But the crying persisted, and my breast sores got worse and worse, and even with nipple shields and improved techniques, I had to give up after 3.5 months. But in reality, I didn't give up; I chose "us." I chose that breastfeeding should not define our time together, but rather our bond should be defined by the infinite love we have for each other. I realized then that my motherhood and my desire to do everything for this little human had nothing to do with breastfeeding. We found many other moments that were just ours, as intimate and filled with love as the breastfeeding moments were.
In Hindsight Knowing what I know today
I would have fought even harder to get help. When my eldest son was born, there were not as many options for skilled advice as there are today, but I would probably have sought out more help regardless. The realization is that I looked too much inward. I should have sought help instead of being convinced that there was something wrong with me.

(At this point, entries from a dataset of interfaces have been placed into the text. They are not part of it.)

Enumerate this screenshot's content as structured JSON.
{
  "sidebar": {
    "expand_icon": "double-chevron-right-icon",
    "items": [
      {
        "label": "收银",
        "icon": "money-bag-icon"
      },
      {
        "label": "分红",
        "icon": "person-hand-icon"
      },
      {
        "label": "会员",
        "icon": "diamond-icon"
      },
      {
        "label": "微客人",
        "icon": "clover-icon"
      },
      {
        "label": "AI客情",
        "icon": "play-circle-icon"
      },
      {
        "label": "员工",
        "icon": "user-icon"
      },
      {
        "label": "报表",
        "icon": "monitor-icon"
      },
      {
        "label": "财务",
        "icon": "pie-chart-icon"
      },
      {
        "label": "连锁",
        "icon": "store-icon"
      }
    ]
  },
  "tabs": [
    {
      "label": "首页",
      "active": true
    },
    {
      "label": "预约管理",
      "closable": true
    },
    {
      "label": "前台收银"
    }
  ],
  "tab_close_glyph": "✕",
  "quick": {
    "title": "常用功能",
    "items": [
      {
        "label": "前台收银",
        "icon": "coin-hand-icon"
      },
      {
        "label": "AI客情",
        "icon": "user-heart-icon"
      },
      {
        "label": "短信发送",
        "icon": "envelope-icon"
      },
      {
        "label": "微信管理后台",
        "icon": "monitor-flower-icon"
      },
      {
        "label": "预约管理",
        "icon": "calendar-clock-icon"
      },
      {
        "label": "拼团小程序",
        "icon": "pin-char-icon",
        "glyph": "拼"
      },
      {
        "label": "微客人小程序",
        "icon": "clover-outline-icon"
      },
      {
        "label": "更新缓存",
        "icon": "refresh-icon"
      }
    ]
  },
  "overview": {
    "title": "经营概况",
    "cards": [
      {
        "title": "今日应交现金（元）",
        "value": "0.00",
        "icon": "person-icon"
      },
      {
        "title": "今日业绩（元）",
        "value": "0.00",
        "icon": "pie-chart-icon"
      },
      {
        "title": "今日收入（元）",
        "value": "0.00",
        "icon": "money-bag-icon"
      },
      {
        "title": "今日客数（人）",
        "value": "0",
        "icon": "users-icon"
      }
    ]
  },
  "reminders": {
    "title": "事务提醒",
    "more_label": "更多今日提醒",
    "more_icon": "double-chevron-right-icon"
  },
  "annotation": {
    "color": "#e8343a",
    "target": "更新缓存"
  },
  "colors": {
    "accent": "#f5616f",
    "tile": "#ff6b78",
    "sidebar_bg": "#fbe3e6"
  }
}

My best advice would be to get all the help you can – seek a lactation consultant even before giving birth and discuss the upcoming breastfeeding journey. Get help, support, and techniques – it makes a world of difference not feeling alone in the process and truly getting the help needed to make it work. I now know that vulnerability during breastfeeding initiation is natural, but pain should not be, and with support and assistance, much of the pain can be avoided.
Different Children, Different Breastfeeding Journeys
When I had my second and third child, I was prepared even better and more experienced, but that was never the decisive factor. I know that now… Everything about them was different regarding breastfeeding compared to my first child. They also wanted to nurse all the time, especially in the first weeks, but I prioritized techniques and took better care of my nipples, so they were never as affected as I "allowed them to be the first time." And I made sure to seek help every time problems arose. Breastfeeding became a delightful bonding time that I loved and cherished every time it succeeded, but I never took it for granted. I breastfed my daughter until she was nearly one year old, and the third one loved nursing and continued until well over 2 years old. So, three very different journeys that have taught me so much about myself but also about the infinite love we as mothers have for our children, whether we breastfeed or not.
x Marie Louise, Mother of three and CEO of SoKind